Pointing out that between January-October, Australia’s year-to-year exports to China have been reduced by 4.3 per cent, China’s ‘Global Times’ in an editorial warned that “if Canberra doesn’t completely change its attitude toward China in terms of diplomatic and economic policy”, the China-Australia relationship decline will continue. “The development of bilateral economic ties is to some extent linked to the foundation of the political relationship between the two countries” it pointed out, adding, that the Morrison government “even apart from what it has done politically, the country is also very unfriendly to China economically”.
Analysts here do not expect the Biden administration policy towards Beijing to be a radical departure from that of the Trump administration.
Professor Gordon Flake at the USAsia Centre of the University of Western Australia argues that Trump administration’s isolationist ‘America First’ policy articulated with a megaphone from the White House have had a “negative impact” on Australia’s own policy towards China and he hopes that will fade away with a Biden administration.
This isolationist policy, Prof Flake notes, has contributed to the US withdrawing from the Trans-Pacific Partnership (TPP) and the Paris Climate Change agreement, and has worked against Australia’s multilateral outlook. “So, a Biden victory,” he says, “means that the scope of cooperation—the scope of shared strategies, priorities and policies for Australia and the United States—expands exponentially.”
Yet, it is in the climate change arena that the Morrison government could face friction with the new Biden regime. Mike Foley, ‘Sydney Morning Herald’ (SMH) environment and climate change analyst warns a major climate policy decision looms for the Morrison government following the election of Biden with a pro-climate agenda. Australia may have to “abandon the use of controversial Kyoto ‘carry over credits’ or risk damage to Australia’s reputation”, he warns.
Foley points out, Biden’s presidency means Australia’s five largest export markets, covering 70 per cent of trade, will have net zero targets for 2050 or 2060 including the US, China, Japan, South Korea and the UK. Thus, Australia would face international pressure to abandon carryover credits. Biden regime could exert subtle pressure on Australia rather than confrontation.
With no US administration to support Australia’s cause, Conservative lobby group Coalition for Conservation executive director Leo Shanahan told SMH that the global trend will drift away from Australia’s position on climate change.
“The Morrison government should commit to net-zero by 2050 and a clean energy mix that makes it possible before the (Glasgow talks). This would not only avoid being left out in the cold diplomatically but negate the very real threat of carbon tariffs,” argues Shanahan.
“Australia remains an embedded part of the Washington firm even when the firm is little more than a careening bus – the Trump period has reinforced that truism – and we sit squarely in the hot zone of 21st-century geopolitical tensions. Biden will be focused on recalibrating America’s relationship with China, and Australia is a part of that picture,” notes Katharine Murphy, Guardian Australia’s political editor.
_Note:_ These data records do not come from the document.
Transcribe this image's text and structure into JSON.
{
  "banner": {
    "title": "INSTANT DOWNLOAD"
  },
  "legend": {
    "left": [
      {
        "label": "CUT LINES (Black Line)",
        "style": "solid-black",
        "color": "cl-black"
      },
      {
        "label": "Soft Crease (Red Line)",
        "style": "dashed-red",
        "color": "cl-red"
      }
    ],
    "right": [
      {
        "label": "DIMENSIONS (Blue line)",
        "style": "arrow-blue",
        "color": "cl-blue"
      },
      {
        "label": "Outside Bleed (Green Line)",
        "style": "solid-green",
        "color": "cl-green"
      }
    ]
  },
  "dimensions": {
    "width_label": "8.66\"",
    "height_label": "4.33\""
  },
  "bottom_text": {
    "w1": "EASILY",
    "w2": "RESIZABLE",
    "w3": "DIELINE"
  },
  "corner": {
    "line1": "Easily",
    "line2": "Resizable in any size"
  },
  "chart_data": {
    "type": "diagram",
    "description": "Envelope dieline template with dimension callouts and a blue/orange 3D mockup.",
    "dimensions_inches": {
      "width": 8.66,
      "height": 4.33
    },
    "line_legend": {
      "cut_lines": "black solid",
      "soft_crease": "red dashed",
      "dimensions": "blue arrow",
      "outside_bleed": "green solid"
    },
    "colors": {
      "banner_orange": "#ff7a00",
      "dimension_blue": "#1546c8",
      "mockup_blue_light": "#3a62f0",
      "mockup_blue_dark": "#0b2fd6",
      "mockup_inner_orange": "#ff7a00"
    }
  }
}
“If Biden’s alliance-building instinct comes to fruition, Australia has some useful currency to put on the table. We possess some substantive insights for the new administration in how to engage constructively within the Indo-Pacific,” she added.